January 23, 2015

'Champ de Blé' not mere Méh! - How MONET Painted with Light

Lightness of Being is a movie not related to this painting; neither is Gorillas in the Mist

Claude Monet 'Champ de Blé' 1881 Signed Claude Monet and dated 81 (lower left)
Oil on canvas
25 7/8 by 32 1/4 inches

We love this exceptionally beautiful work by Claude Monet with its airy and light-filled summery landscape.  Monet's sweeping view of a wheat field beneath a sky of cirrus clouds is among the classic Impressionist landscapes from the early 1880s. The picture dates from 1881, when the artist was living in Vétheuil, and depicts a wheat field in Lavacourt, just across the river. Its apparent simplicity notwithstanding, Champ de blé is in fact masterfully nuanced in both composition and surface treatment. Monet’s pictures of these months were customarily consigned to Durand-Ruel and sold shortly thereafter, as was the case for the related composition, Champ de coquelicots (W. 677, Museum Boymans van Beuningen, Rotterdam). Champ de blé, however, was probably the picture that Monet included in the seventh Impressionist exhibition in 1882, which was the last time the artist would exhibit with the original group. Champ de bléhas attracted critical acclaim ever since its first public appearance, and is a testament to Monet's regard for the picture.

Monet’s landscapes of Lavacourt, Vétheuil and the areas of the Seine valley were usually done out of doors and then finished in Monet’s studio. Ever in search for new venues, the artist would load his bateau-atelier with his brushes, canvases and oils and set out on the river, looking for engaging subjects. The scene depicted in the present work is a vast and verdant field, distinguished by the dramatic poplar trees that would appear in Monet’s series paintings in later years. Monet’s focus here is on the great horizontal expanse of the grassy plain, interrupted by the footpath that leads to the wheat field. The vista takes shape in the form of a grid, with horizontal and vertical elements plotted in opposition to create this dynamic view.

Monet’s experiences in Vétheuil and its surrounding region inspired to some of his most complex landscape paintings. He moved to this area of the Seine valley from Argenteuil in 1878, and the following five years he spent there with his family were to be some of the most tumultuous of his life. Painting offered a respite during this era, and those canvases he produced during this period celebrate the splendor of the French countryside. These pictures would ultimately be sold by Paul Durand-Ruel at the end of 1881, elevating the artist into a more secure financial position and launching him into yet another phase of his artistic development. The Vétheuil compositions evidence Monet at his most ambitious, revealing his devotion to his craft. These were the years that gave rise to his riveting depictions of the ice-floes on the Seine, along with some of his most compositionally sophisticated landscapes of the river valley, including the present work and the picture now residing in the Metropolitan Museum of Art.

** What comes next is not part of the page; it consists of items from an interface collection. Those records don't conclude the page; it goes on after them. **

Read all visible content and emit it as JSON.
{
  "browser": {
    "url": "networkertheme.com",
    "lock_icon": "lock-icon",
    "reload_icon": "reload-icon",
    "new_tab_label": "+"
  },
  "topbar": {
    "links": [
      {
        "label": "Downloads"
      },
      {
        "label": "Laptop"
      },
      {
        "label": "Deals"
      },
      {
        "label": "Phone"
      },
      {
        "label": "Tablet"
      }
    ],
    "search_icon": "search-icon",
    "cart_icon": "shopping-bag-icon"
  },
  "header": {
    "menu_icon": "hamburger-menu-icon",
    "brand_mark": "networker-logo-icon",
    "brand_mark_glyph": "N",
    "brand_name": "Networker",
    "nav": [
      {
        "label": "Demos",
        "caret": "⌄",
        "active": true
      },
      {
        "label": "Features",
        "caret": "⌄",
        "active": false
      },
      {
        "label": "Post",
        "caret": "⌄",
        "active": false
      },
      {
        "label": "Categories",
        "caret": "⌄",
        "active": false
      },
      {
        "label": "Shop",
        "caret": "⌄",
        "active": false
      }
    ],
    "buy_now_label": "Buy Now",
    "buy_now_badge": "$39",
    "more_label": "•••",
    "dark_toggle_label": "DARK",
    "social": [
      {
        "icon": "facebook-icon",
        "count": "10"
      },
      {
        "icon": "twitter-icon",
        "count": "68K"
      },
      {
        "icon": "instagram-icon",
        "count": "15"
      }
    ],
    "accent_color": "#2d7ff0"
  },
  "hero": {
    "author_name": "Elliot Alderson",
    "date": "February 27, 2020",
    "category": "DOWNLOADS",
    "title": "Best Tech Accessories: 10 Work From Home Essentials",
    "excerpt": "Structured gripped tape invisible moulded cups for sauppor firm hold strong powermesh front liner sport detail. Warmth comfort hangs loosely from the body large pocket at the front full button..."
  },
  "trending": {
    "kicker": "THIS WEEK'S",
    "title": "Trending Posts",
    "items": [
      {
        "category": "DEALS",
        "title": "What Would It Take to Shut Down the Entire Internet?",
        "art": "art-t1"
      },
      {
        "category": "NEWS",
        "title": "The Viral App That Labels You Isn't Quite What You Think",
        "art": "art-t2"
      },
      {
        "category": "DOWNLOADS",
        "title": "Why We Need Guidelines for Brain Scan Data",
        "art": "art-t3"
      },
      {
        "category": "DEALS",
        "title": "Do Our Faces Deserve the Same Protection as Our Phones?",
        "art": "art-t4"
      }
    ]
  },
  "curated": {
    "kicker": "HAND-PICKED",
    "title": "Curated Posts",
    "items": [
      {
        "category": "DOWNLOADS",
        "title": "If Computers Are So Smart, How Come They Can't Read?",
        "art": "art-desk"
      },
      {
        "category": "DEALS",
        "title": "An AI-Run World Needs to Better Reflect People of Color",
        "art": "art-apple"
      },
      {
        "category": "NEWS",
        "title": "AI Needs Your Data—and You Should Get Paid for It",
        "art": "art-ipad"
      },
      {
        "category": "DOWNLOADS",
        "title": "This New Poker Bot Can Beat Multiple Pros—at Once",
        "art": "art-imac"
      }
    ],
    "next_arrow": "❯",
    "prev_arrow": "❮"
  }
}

Champ de blé has an exceptionally important early provenance. The first owner the present work was William H. Fuller, the director of the National Wallpaper Company and a devoted collector of Monet's art. In 1891, Fuller organized the first exhibition of the artist's paintings in the United States at the Union Club in New York, effectively introducing Monet to an American audience. Fuller may have first purchased the picture around 1886, the same time he acquired another work by Monet (W. 752, Metropolitan Museum of Art, New York) from Durand-Ruel. While we know that the picture was in Fuller's possession in 1891 for the exhibition, the Durand-Ruel archives show that Fuller sold and repurchased the work from Durand-Ruel within a year in the late 1890s. The painting was then acquired at the turn of the century by Henry White Cannon, the president of Chase Bank. Cannon and his wife Jennie Olive, an active member of the suffragette movement in the early twentieth century, owned the picture until Jennie gifted it to the Cleveland Museum in 1947.

This exquisite work by the hand of Claude Monet was offered at Sotheby's Impressionist & Modern Art Evening Sale on November 5th 2012.